┌────────
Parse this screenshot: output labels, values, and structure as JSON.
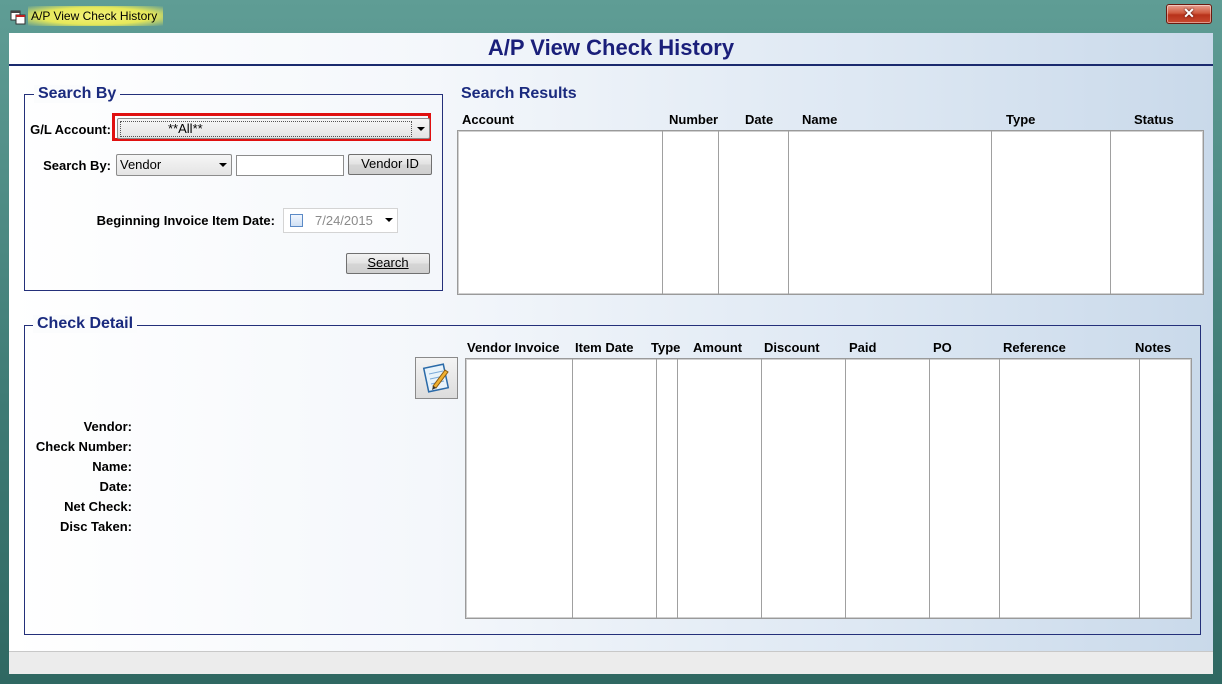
{
  "window": {
    "title": "A/P View Check History",
    "close_label": "✕",
    "close_icon": "close-icon",
    "app_icon": "window-icon"
  },
  "page": {
    "title": "A/P View Check History"
  },
  "search_by": {
    "group_title": "Search By",
    "gl_account_label": "G/L Account:",
    "gl_account_value": "**All**",
    "search_by_label": "Search By:",
    "search_by_value": "Vendor",
    "search_text_value": "",
    "vendor_id_button_label": "Vendor ID",
    "begin_date_label": "Beginning Invoice Item Date:",
    "begin_date_value": "7/24/2015",
    "begin_date_checked": false,
    "search_button_label": "Search",
    "highlight_color": "#e01010"
  },
  "search_results": {
    "title": "Search Results",
    "columns": [
      "Account",
      "Number",
      "Date",
      "Name",
      "Type",
      "Status"
    ],
    "rows": []
  },
  "check_detail": {
    "group_title": "Check Detail",
    "edit_icon": "notepad-edit-icon",
    "fields": {
      "vendor_label": "Vendor:",
      "check_number_label": "Check Number:",
      "name_label": "Name:",
      "date_label": "Date:",
      "net_check_label": "Net Check:",
      "disc_taken_label": "Disc Taken:"
    },
    "columns": [
      "Vendor Invoice",
      "Item Date",
      "Type",
      "Amount",
      "Discount",
      "Paid",
      "PO",
      "Reference",
      "Notes"
    ],
    "rows": []
  },
  "colors": {
    "title_color": "#1a1f7a",
    "group_border": "#24307a",
    "window_frame": "#3e7a74"
  }
}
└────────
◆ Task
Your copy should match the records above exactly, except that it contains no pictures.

◆ Problem solution
Parse this screenshot: output labels, values, and structure as JSON.
{
  "window": {
    "title": "A/P View Check History",
    "close_label": "✕",
    "close_icon": "close-icon",
    "app_icon": "window-icon"
  },
  "page": {
    "title": "A/P View Check History"
  },
  "search_by": {
    "group_title": "Search By",
    "gl_account_label": "G/L Account:",
    "gl_account_value": "**All**",
    "search_by_label": "Search By:",
    "search_by_value": "Vendor",
    "search_text_value": "",
    "vendor_id_button_label": "Vendor ID",
    "begin_date_label": "Beginning Invoice Item Date:",
    "begin_date_value": "7/24/2015",
    "begin_date_checked": false,
    "search_button_label": "Search",
    "highlight_color": "#e01010"
  },
  "search_results": {
    "title": "Search Results",
    "columns": [
      "Account",
      "Number",
      "Date",
      "Name",
      "Type",
      "Status"
    ],
    "rows": []
  },
  "check_detail": {
    "group_title": "Check Detail",
    "edit_icon": "notepad-edit-icon",
    "fields": {
      "vendor_label": "Vendor:",
      "check_number_label": "Check Number:",
      "name_label": "Name:",
      "date_label": "Date:",
      "net_check_label": "Net Check:",
      "disc_taken_label": "Disc Taken:"
    },
    "columns": [
      "Vendor Invoice",
      "Item Date",
      "Type",
      "Amount",
      "Discount",
      "Paid",
      "PO",
      "Reference",
      "Notes"
    ],
    "rows": []
  },
  "colors": {
    "title_color": "#1a1f7a",
    "group_border": "#24307a",
    "window_frame": "#3e7a74"
  }
}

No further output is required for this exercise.